*Exercise directions*: The exercise asks you to copy every line below in which "Click" appears.

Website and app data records
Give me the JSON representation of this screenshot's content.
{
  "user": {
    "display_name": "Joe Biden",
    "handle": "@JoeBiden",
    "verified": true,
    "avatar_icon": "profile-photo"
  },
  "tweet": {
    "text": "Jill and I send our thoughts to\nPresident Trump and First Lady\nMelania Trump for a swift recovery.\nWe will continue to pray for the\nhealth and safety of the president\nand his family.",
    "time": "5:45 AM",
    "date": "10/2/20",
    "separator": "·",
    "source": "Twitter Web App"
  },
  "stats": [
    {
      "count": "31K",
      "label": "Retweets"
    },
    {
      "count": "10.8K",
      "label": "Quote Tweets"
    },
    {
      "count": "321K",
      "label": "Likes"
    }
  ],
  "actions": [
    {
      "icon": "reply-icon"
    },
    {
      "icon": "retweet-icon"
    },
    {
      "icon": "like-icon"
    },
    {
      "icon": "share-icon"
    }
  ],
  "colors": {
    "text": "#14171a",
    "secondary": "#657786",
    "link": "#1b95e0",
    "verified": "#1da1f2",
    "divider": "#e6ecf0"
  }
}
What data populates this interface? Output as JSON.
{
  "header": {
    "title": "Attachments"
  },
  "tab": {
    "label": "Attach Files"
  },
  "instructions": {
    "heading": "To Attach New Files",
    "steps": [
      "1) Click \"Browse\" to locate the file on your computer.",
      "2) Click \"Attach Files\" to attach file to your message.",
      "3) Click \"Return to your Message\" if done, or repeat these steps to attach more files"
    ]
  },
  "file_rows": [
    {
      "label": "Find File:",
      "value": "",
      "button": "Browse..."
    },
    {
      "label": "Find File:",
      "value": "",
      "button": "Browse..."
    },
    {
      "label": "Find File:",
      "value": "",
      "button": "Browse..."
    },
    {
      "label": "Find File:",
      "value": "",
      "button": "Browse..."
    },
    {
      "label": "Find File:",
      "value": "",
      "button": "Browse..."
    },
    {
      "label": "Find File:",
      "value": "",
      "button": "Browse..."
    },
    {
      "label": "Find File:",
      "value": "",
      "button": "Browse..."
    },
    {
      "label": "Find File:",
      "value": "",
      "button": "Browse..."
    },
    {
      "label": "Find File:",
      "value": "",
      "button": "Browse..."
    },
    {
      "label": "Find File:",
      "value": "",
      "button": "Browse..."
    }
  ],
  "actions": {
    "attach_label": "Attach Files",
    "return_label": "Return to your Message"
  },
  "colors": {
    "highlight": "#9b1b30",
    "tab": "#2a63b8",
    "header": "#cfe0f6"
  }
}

*Answer box*:
      "1) Click \"Browse\" to locate the file on your computer.",
      "2) Click \"Attach Files\" to attach file to your message.",
      "3) Click \"Return to your Message\" if done, or repeat these steps to attach more files"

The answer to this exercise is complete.